Gardens need not be botanical wonders; sometimes a simple, quiet place with pleasing displays of plants that soothe and delight, that offer a green retreat from daily chores, is all that’s needed.
A good place to start or end this year’s tour was the Peace Garden located between the Presbyterian Church and the Cornerstone Building. A pleasant gazebo provided a shady spot to enjoy the galley style landscape. Refreshments, provided by garden club volunteers, were also available at the Cornerstone. The raised bed along the church back wall is being developed in support of Breast Cancer research with a pink floral motif on display from spring bulbs to fall perennials. Next to the gazebo, two crepe myrtle shrubs were planted in memory of two of our founding members. Need a peaceful moment, a place to snack or just rest? The Peace Garden is open to all.
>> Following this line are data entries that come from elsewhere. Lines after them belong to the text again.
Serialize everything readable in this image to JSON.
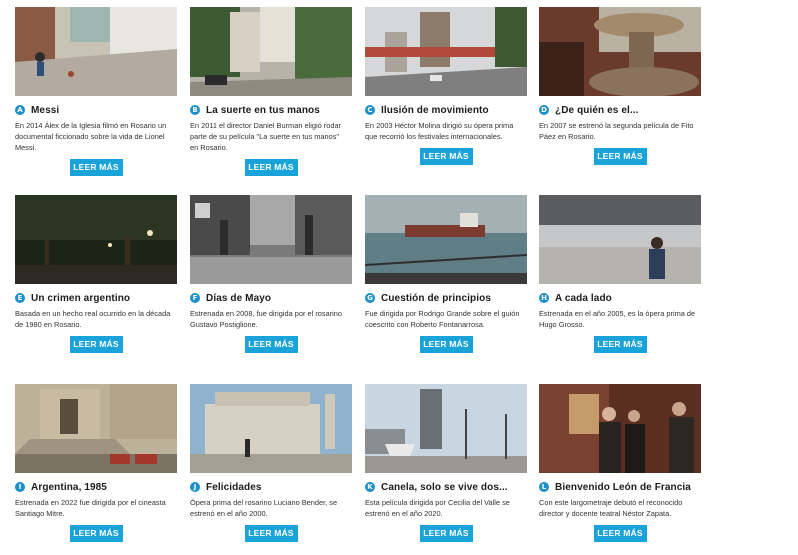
{
  "button_label": "LEER MÁS",
  "accent_color": "#1aa3d8",
  "films": [
    {
      "letter": "A",
      "title": "Messi",
      "desc": "En 2014 Álex de la Iglesia filmó en Rosario un documental ficcionado sobre la vida de Lionel Messi."
    },
    {
      "letter": "B",
      "title": "La suerte en tus manos",
      "desc": "En 2011 el director Daniel Burman eligió rodar parte de su película \"La suerte en tus manos\" en Rosario."
    },
    {
      "letter": "C",
      "title": "Ilusión de movimiento",
      "desc": "En 2003 Héctor Molina dirigió su ópera prima que recorrió los festivales internacionales."
    },
    {
      "letter": "D",
      "title": "¿De quién es el...",
      "desc": "En 2007 se estrenó la segunda película de Fito Páez en Rosario."
    },
    {
      "letter": "E",
      "title": "Un crimen argentino",
      "desc": "Basada en un hecho real ocurrido en la década de 1980 en Rosario."
    },
    {
      "letter": "F",
      "title": "Días de Mayo",
      "desc": "Estrenada en 2008, fue dirigida por el rosarino Gustavo Postiglione."
    },
    {
      "letter": "G",
      "title": "Cuestión de principios",
      "desc": "Fue dirigida por Rodrigo Grande sobre el guión coescrito con Roberto Fontanarrosa."
    },
    {
      "letter": "H",
      "title": "A cada lado",
      "desc": "Estrenada en el año 2005, es la ópera prima de Hugo Grosso."
    },
    {
      "letter": "I",
      "title": "Argentina, 1985",
      "desc": "Estrenada en 2022 fue dirigida por el cineasta Santiago Mitre."
    },
    {
      "letter": "J",
      "title": "Felicidades",
      "desc": "Ópera prima del rosarino Luciano Bender, se estrenó en el año 2000."
    },
    {
      "letter": "K",
      "title": "Canela, solo se vive dos...",
      "desc": "Esta película dirigida por Cecilia del Valle se estrenó en el año 2020."
    },
    {
      "letter": "L",
      "title": "Bienvenido León de Francia",
      "desc": "Con este largometraje debutó el reconocido director y docente teatral Néstor Zapata."
    }
  ],
  "thumb_icons": [
    "street-scene",
    "city-street",
    "highway",
    "fountain",
    "night-park",
    "black-white-street",
    "river-ship",
    "building-terrace",
    "cathedral-steps",
    "monument",
    "city-skyline",
    "period-interior"
  ]
}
Across the street at the Old Jail is a lovely butterfly garden and Monarch Way station for a break on their migration route … or to spend the summer with us! With lots of food plants for many pollinators, this area offers ideas for attracting these helpful insects to our own gardens. A pavement mural in front of the garden depicts the life cycle of the Monarch.
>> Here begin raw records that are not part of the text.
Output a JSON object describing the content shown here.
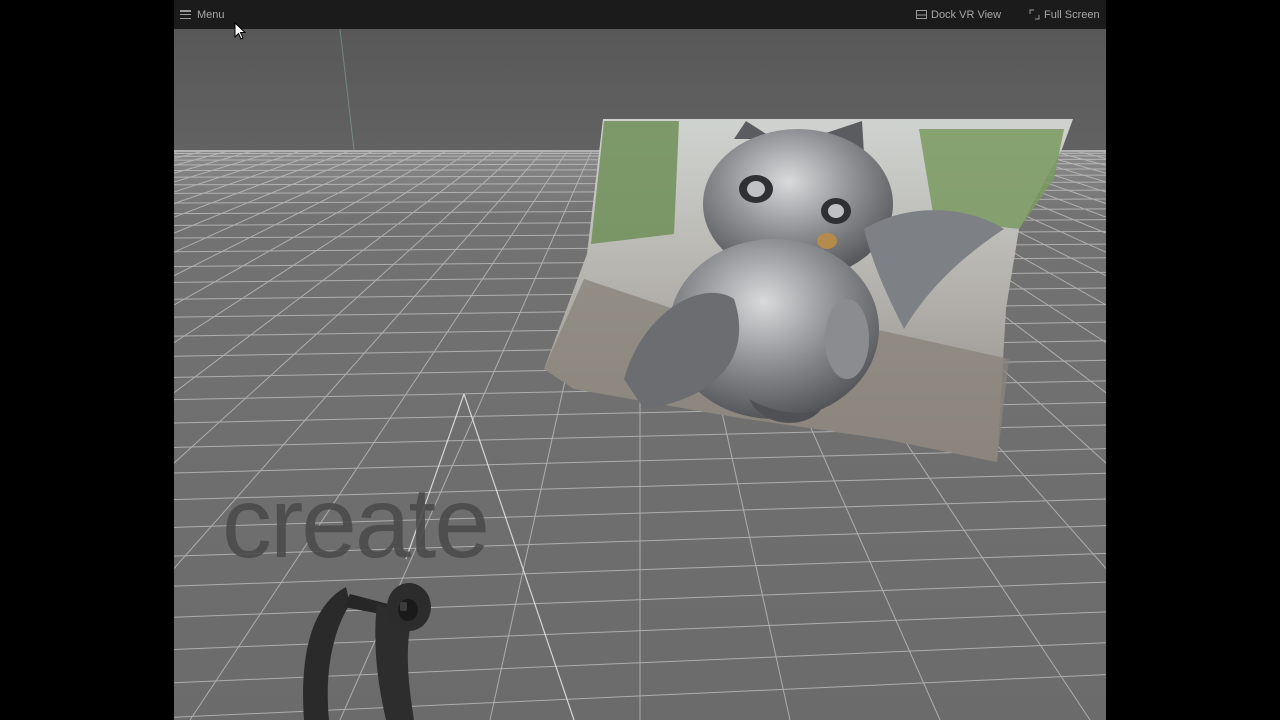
{
  "topbar": {
    "menu_label": "Menu",
    "dock_label": "Dock VR View",
    "fullscreen_label": "Full Screen"
  },
  "scene": {
    "text_3d": "create",
    "image_subject": "silver cat statue photo",
    "controller": "vr-controller",
    "colors": {
      "sky": "#5f5f5f",
      "floor": "#6b6b6b",
      "grid": "#bdbdbd",
      "text": "#4a4a4a"
    }
  },
  "icons": {
    "menu": "hamburger-icon",
    "dock": "dock-window-icon",
    "fullscreen": "expand-icon",
    "pointer": "cursor-icon"
  }
}
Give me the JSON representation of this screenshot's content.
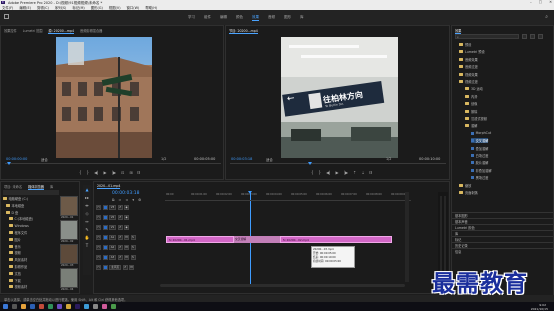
{
  "window": {
    "title": "Adobe Premiere Pro 2020 - D:\\视频\\91视频视频\\未命名 *",
    "controls": [
      "–",
      "□",
      "✕"
    ]
  },
  "menu": [
    "文件(F)",
    "编辑(E)",
    "剪辑(C)",
    "序列(S)",
    "标记(M)",
    "图形(G)",
    "视图(V)",
    "窗口(W)",
    "帮助(H)"
  ],
  "workspaces": {
    "tabs": [
      "学习",
      "组件",
      "编辑",
      "颜色",
      "效果",
      "音频",
      "图形",
      "库"
    ],
    "active": "效果"
  },
  "source_monitor": {
    "tabs": [
      "效果控件",
      "Lumetri 范围",
      "源: 20200...mp4",
      "音频剪辑混合器"
    ],
    "clip_label": "源: 20200...mp4",
    "timecode_left": "00:00:00:00",
    "fit": "适合",
    "ratio": "1/2",
    "timecode_right": "00:00:05:00",
    "marker": "■"
  },
  "program_monitor": {
    "tabs": [
      "节目: 20200...mp4"
    ],
    "clip_label": "节目: 20200...mp4",
    "timecode_left": "00:00:03:18",
    "fit": "适合",
    "ratio": "1/2",
    "timecode_right": "00:00:10:00",
    "sign": {
      "arrow": "←",
      "text": "往柏林方向",
      "sub": "To Berlin Str."
    }
  },
  "project_panel": {
    "tabs": [
      "项目: 未命名",
      "媒体浏览器",
      "库"
    ],
    "items": [
      {
        "label": "电脑硬盘 (C:)"
      },
      {
        "label": "本地磁盘"
      },
      {
        "label": "D 盘"
      },
      {
        "label": "C:(本地磁盘)"
      },
      {
        "label": "Windows"
      },
      {
        "label": "程序文件"
      },
      {
        "label": "图片"
      },
      {
        "label": "音乐"
      },
      {
        "label": "视频"
      },
      {
        "label": "风景素材"
      },
      {
        "label": "剪辑作品"
      },
      {
        "label": "文档"
      },
      {
        "label": "下载"
      },
      {
        "label": "视频素材"
      }
    ],
    "thumbs": [
      {
        "label": "2020...01"
      },
      {
        "label": "2020...02"
      },
      {
        "label": "2020...03"
      },
      {
        "label": "2020...04"
      }
    ]
  },
  "timeline": {
    "tab": "2020...01.mp4",
    "timecode": "00:00:03:18",
    "ruler_labels": [
      "00:00",
      "00:00:01:00",
      "00:00:02:00",
      "00:00:03:00",
      "00:00:04:00",
      "00:00:05:00",
      "00:00:06:00",
      "00:00:07:00",
      "00:00:08:00",
      "00:00:09:00"
    ],
    "tracks": [
      "V3",
      "V2",
      "V1",
      "A1",
      "A2",
      "A3",
      "主声道"
    ],
    "clips": [
      {
        "label": "fx  20200...01.mp4"
      },
      {
        "label": "fx  20200...02.mp4"
      }
    ],
    "transition_label": "交叉溶解",
    "tooltip": [
      "20200...03.mp4",
      "开始: 00:00:05:00",
      "结束: 00:00:10:00",
      "持续时间: 00:00:05:00"
    ],
    "master_label": "主声道"
  },
  "effects_panel": {
    "tabs": [
      "效果"
    ],
    "tree": [
      {
        "label": "预设",
        "kind": "folder"
      },
      {
        "label": "Lumetri 预设",
        "kind": "folder"
      },
      {
        "label": "音频效果",
        "kind": "folder"
      },
      {
        "label": "音频过渡",
        "kind": "folder"
      },
      {
        "label": "视频效果",
        "kind": "folder"
      },
      {
        "label": "视频过渡",
        "kind": "folder"
      },
      {
        "label": "3D 运动",
        "kind": "folder"
      },
      {
        "label": "内滑",
        "kind": "folder"
      },
      {
        "label": "划像",
        "kind": "folder"
      },
      {
        "label": "擦除",
        "kind": "folder"
      },
      {
        "label": "沉浸式视频",
        "kind": "folder"
      },
      {
        "label": "溶解",
        "kind": "folder"
      },
      {
        "label": "MorphCut",
        "kind": "fx"
      },
      {
        "label": "交叉溶解",
        "kind": "fx"
      },
      {
        "label": "叠加溶解",
        "kind": "fx"
      },
      {
        "label": "白场过渡",
        "kind": "fx"
      },
      {
        "label": "胶片溶解",
        "kind": "fx"
      },
      {
        "label": "非叠加溶解",
        "kind": "fx"
      },
      {
        "label": "黑场过渡",
        "kind": "fx"
      },
      {
        "label": "缩放",
        "kind": "folder"
      },
      {
        "label": "页面剥落",
        "kind": "folder"
      }
    ],
    "sections": [
      "基本图形",
      "基本声音",
      "Lumetri 颜色",
      "库",
      "标记",
      "历史记录",
      "信息"
    ]
  },
  "statusbar": {
    "text": "单击以选择，或单击空白处并拖动以进行框选。使用 Shift、Alt 和 Ctrl 获得其他选项。"
  },
  "taskbar": {
    "time": "9:02",
    "date": "2021/10/15"
  },
  "watermark": {
    "text": "最需教育"
  },
  "colors": {
    "accent_blue": "#3f9cff",
    "clip_pink": "#d267c6",
    "panel_bg": "#1b1b1b",
    "watermark_blue": "#1a2e9c"
  }
}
From the City Square, it was a short drive along West Cedar to Jan and Jerry Ausbrooks’ home. Pathways and foundations are lined with eye-catching displays of blooming plants. Among the many flowers are coreopsis, day lilies, cornflowers also known as bachelor’s buttons, larkspur, blanket flowers and swamp milkweed, which is a favorite of the Monarch and other butterflies.;
In shady spots are ferns and astilbes. Stones were used as ground cover to great effect at the Whitaker home on Rolling Road Drive. With sculpted greenery and raised beds, the front yard presents a dignified sweep of lawn while the backyard is divided into distinct parking and work areas again with the use of stone as ground cover to mark the areas. The lawn and shrubs provide an oasis of green as a cool contrast to the hardscape. An attractive patio with table, benches and umbrella, with hanging baskets and other containers of colorful flowering plants, invites visitors to linger awhile.
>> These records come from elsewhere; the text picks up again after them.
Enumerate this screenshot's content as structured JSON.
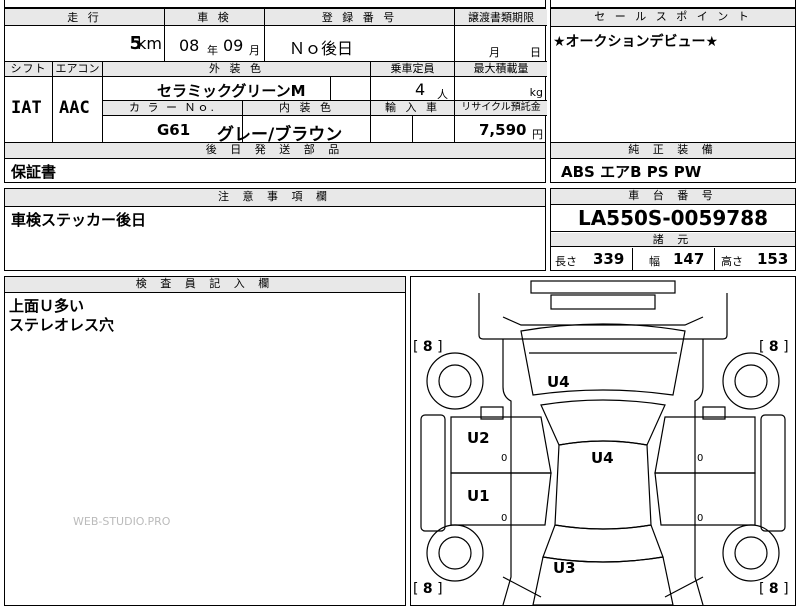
{
  "header_row": {
    "mileage_label": "走 行",
    "inspection_label": "車 検",
    "registration_label": "登 録 番 号",
    "transfer_label": "譲渡書類期限",
    "mileage_value": "5",
    "mileage_unit": "km",
    "inspection_year": "08",
    "year_unit": "年",
    "inspection_month": "09",
    "month_unit": "月",
    "registration_value": "Ｎｏ後日",
    "transfer_month_unit": "月",
    "transfer_day_unit": "日"
  },
  "row2": {
    "shift_label": "シフト",
    "ac_label": "エアコン",
    "exterior_color_label": "外 装 色",
    "capacity_label": "乗車定員",
    "max_load_label": "最大積載量",
    "shift_value": "IAT",
    "ac_value": "AAC",
    "exterior_color_value": "セラミックグリーンM",
    "capacity_value": "4",
    "capacity_unit": "人",
    "load_unit": "kg",
    "color_no_label": "カ ラ ー Ｎｏ.",
    "interior_color_label": "内 装 色",
    "import_label": "輸 入 車",
    "recycle_label": "リサイクル預託金",
    "color_no_value": "G61",
    "interior_color_value": "グレー/ブラウン",
    "recycle_value": "7,590",
    "recycle_unit": "円"
  },
  "sales_point": {
    "label": "セ ー ル ス ポ イ ン ト",
    "text": "★オークションデビュー★"
  },
  "later_parts": {
    "label": "後 日 発 送 部 品",
    "text": "保証書"
  },
  "equipment": {
    "label": "純 正 装 備",
    "text": "ABS エアB PS PW"
  },
  "notes": {
    "label": "注 意 事 項 欄",
    "text": "車検ステッカー後日"
  },
  "chassis": {
    "label": "車 台 番 号",
    "value": "LA550S-0059788",
    "spec_label": "諸 元",
    "length_label": "長さ",
    "length_value": "339",
    "width_label": "幅",
    "width_value": "147",
    "height_label": "高さ",
    "height_value": "153"
  },
  "inspector": {
    "label": "検 査 員 記 入 欄",
    "line1": "上面Ｕ多い",
    "line2": "ステレオレス穴"
  },
  "diagram": {
    "tire_fl": "8",
    "tire_fr": "8",
    "tire_rl": "8",
    "tire_rr": "8",
    "hood_mark": "U4",
    "roof_mark": "U4",
    "left_rear_door_mark": "U2",
    "left_front_door_mark": "U1",
    "trunk_mark": "U3",
    "zero": "0"
  },
  "watermark": "WEB-STUDIO.PRO"
}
As with many gardeners, what started out as a small cottage-style garden embraced by curving pavers leading to the front porch soon morphed into multiple beds with pavers and stones outlining them at the Hall residence on South College.
Libby Hall said she used to grow different lettuces, mustard, kale and spinach right there with the flowers. However, the “salad” garden seemed to be taking over, so it has its own space in the backyard now, along with tomatoes, cucumbers, snow peas and various herbs. The shade garden is stalled for now due to development construction behind the homes in the neighborhood.
Rob and Kristin Wilson completed an ambitious plan to enhance their sloping lawn with stone walls that add elegance as well as multi-level terraces to benefit the many flowers that grace them. Along with a senior who needed a prom dress and all the accoutrements that graduation demands, these busy parents and homeowners managed to sail through with humor and “true grit.” A job well done on all fronts!
Hope you’ll join the Franklin-Simpson Garden Tour next year as we admire the efforts of our local gardeners who are busy as bees in that clover patch! The Garden Club meets the third Wednesday of each month at 1:30 p.m. at the Cornerstone.